Adviser: Professor Renee R. Frontiera
Development of Label-Free Super-Resolution Raman Microscopy for Imaging Lipid-Protein Dynamics in Model Membranes

4th-Year Graduate Research Seminar Series: Session 15

Session 15 abstract

Bach T. Nguyen at 9:30 a.m. 
Adviser: Professor Jiali Gao
In silico investigation of solution phase decarboxylation mechanism for 5-carboxyluracil

Riddhish Pandharkar at 10 a.m.
Advisers: Professor Laura Gagliardi and Professor Christopher J. Cramer
Localized active space methods for molecules with multiple correlated centers

Brianna A. Collins at 10:30 a.m. 
Adviser: Professor Jason Goodpaster
Organometallic Reactivity of Nickel Complexes Bearing PAlP Pincer-Type Ligands

4th-Year Graduate Research Seminar Series: Session 16

Session 16 abstract

Siriluk Kanchanakungwankul at 9:30 a.m.
Adviser: Professor Donald Truhlar
Reduction of Cu(II) to Cu(0) Supported on Metal-Organic Framework NU-1000

Yangzesheng Sun at 10 a.m. 
Adviser: Professor J. Ilja Siepmann
Machine Learning and Neural Networks for Modeling the Adsorption Equilibria in Nanoporous Materials

Thais Scott at 10:30 a.m.
Adviser: Professor Laura Gagliardi
State-Averaged Multi-Configuration Pair-Density Functional Theory Analytical Gradients

Professor Jessica M. Anna

Departmental Seminar
Professor Jessica M. Anna
Department of Chemistry
University of Pennsylvania
Host: Professor Aaron Massari

Professor Anna's group uses ultrafast nonlinear spectroscopy to understand photoinitiated processes and dynamics. In order to explore these processes we employ multidimensional spectroscopic methods in both the visible and infrared spectral regions. The major benefit of employing multidimensional spectroscopic techniques is that the resulting spectrum is a frequency-frequency correlation map where each excitation frequency is correlated to each detection frequency. This enables for direct information on couplings, mechanistic pathways and system-bath interactions to be obtained.

Professor Will Gutekunst

Department Seminar
Professor Will Gutekunst
Department of Chemistry & Biochemistry
Georgia Tech
Host: Professor Marc Hillmyer
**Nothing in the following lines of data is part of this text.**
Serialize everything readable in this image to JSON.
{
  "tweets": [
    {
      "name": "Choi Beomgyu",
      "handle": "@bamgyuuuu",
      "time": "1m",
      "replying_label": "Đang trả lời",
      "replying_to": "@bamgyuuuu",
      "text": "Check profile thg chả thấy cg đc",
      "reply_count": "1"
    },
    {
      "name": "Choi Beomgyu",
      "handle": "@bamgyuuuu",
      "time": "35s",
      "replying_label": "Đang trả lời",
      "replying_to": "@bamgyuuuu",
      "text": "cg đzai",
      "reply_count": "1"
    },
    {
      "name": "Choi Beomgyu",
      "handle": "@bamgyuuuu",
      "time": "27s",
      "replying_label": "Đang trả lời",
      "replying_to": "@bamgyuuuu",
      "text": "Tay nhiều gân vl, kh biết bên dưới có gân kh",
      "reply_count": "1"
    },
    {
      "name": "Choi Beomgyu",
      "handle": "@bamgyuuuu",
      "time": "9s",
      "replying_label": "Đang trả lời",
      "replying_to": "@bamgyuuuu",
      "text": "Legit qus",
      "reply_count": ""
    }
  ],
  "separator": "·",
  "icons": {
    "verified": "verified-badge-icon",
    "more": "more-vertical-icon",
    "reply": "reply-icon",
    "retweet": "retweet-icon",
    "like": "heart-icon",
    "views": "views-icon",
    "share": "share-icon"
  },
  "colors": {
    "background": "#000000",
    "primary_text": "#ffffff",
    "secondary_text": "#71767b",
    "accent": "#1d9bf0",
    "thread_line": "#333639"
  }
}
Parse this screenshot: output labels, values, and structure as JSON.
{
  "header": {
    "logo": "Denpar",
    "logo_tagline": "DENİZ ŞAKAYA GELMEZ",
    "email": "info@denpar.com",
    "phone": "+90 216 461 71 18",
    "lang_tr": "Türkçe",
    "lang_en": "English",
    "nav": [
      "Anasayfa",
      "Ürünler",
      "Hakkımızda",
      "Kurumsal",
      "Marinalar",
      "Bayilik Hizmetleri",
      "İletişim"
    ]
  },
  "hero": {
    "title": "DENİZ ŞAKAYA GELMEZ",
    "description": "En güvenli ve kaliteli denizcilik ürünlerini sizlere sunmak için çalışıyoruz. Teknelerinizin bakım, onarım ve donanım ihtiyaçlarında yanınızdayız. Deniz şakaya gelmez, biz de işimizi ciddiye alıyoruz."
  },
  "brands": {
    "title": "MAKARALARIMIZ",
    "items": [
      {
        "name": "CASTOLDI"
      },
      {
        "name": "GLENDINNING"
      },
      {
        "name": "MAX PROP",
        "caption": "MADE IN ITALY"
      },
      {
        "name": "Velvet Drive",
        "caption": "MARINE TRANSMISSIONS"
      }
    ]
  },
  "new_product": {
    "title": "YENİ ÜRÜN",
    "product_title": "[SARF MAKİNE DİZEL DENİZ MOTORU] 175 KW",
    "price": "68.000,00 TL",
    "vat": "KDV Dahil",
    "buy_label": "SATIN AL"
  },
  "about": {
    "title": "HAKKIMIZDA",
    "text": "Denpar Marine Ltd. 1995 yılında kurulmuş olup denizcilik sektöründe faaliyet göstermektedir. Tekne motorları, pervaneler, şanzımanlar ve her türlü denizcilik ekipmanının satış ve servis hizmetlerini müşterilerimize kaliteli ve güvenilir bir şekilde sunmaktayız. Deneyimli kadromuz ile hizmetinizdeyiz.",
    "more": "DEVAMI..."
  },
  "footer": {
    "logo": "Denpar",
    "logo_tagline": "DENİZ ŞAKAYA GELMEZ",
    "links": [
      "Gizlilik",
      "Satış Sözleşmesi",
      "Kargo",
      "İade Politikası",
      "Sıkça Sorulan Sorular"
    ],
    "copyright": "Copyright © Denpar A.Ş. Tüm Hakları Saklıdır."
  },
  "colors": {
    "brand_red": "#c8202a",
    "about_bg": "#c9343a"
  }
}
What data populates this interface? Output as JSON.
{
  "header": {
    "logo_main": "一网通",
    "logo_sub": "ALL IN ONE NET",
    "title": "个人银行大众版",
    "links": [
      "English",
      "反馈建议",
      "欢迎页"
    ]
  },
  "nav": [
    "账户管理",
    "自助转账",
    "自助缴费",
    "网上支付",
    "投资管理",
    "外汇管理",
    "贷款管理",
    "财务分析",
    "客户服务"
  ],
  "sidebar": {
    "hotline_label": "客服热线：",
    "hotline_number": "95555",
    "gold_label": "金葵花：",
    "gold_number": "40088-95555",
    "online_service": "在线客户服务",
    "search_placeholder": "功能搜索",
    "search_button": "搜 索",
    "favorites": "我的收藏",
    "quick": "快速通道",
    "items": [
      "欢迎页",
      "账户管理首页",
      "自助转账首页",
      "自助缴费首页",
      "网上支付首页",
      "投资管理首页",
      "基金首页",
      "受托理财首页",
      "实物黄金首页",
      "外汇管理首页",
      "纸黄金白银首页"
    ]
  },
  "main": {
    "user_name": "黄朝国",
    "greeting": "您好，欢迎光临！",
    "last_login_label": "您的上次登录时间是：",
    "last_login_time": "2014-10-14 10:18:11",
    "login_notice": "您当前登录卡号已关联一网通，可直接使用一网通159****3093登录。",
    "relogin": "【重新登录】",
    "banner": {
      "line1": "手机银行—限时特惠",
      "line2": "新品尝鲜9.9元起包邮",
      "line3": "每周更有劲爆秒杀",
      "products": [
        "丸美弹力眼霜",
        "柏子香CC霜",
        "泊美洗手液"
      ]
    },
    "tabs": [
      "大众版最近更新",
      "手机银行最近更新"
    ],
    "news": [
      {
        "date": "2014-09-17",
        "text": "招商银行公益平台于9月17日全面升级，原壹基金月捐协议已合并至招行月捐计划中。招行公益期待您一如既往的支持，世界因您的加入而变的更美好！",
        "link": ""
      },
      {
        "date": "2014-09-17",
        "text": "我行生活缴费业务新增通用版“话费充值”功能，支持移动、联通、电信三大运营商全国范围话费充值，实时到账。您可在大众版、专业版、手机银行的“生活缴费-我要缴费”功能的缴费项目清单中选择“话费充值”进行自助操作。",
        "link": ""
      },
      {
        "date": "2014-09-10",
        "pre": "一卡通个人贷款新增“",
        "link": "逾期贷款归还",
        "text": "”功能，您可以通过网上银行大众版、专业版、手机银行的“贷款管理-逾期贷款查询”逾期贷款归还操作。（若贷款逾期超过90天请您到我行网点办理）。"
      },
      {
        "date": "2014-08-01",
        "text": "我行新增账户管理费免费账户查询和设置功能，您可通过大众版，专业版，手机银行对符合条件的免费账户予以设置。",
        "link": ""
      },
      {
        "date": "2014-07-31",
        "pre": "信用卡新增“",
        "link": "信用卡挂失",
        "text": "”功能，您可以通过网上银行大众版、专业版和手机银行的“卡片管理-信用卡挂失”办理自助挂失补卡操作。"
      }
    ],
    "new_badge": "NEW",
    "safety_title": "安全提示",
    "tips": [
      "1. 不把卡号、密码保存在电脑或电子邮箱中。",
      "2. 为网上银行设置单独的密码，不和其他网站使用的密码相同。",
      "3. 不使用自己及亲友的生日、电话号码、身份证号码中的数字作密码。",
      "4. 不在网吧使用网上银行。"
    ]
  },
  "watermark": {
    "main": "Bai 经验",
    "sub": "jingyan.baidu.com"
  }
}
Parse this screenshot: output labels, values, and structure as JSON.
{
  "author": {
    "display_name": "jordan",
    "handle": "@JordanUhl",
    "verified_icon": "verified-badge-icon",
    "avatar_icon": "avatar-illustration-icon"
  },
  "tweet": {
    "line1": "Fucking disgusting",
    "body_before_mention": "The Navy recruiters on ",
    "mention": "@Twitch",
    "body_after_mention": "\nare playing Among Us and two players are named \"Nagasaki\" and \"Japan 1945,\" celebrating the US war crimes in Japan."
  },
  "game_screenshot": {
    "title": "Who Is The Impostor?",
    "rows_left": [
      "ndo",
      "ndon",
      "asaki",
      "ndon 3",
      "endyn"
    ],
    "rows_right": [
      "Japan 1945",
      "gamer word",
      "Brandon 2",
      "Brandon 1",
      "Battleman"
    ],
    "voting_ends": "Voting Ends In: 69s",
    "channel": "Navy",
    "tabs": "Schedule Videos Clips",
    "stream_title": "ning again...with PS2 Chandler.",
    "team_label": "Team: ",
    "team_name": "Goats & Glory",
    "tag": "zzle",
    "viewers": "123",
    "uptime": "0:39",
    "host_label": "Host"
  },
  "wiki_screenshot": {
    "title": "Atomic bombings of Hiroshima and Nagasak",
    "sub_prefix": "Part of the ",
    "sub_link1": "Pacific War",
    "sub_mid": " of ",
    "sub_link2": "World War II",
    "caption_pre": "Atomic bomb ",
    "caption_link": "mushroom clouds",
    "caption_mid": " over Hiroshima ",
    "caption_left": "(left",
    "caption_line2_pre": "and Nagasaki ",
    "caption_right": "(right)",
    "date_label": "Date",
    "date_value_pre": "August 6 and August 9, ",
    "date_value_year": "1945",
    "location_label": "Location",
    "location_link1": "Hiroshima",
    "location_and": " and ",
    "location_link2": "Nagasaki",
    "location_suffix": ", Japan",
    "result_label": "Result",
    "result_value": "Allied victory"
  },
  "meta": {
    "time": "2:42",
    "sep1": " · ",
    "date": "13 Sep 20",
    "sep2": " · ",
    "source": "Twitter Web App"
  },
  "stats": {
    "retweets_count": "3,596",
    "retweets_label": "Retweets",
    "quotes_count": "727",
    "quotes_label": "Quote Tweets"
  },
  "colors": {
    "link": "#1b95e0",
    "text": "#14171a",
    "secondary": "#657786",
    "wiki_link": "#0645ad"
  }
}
The Gutekunst Lab is interested in pushing the limits of complexity in macromolecular systems using innovative concepts from synthetic organic chemistry. Specific projects in the lab explore the design of novel monomers for the construction of functional polyamides, the development of small molecule reagents for the dynamic modulation of branched polymer architectures, and the investigation of new concepts for creating covalent bonds in challenging contexts. Each project enables the generation of new functional materials with structures or assemblies that were previously inaccessible for study. 

Professor Theodore Goodson III

Professor Theodore Goodson III
Department of Chemistry
College of Literature, Science, and the Arts
University of Michigan
Host: Professor Aaron Massari

Professor Goodson's research group utilizes a number of spectroscopic techniques towards investigating the optical properties and applications of novel organic macromolecular materials. A major emphasis is placed on the new properties observed in organic macromolecules with branching repeat structures as well as organic macromolecules encapsulated with small metal particles. These materials have been suggested to be candidates for variety of applications involving light emitting devices, artificial light harvesting, strong optical limiters, enhanced nonlinear optical effects, quantum optical effects and as sensors in certain organic and biological devices.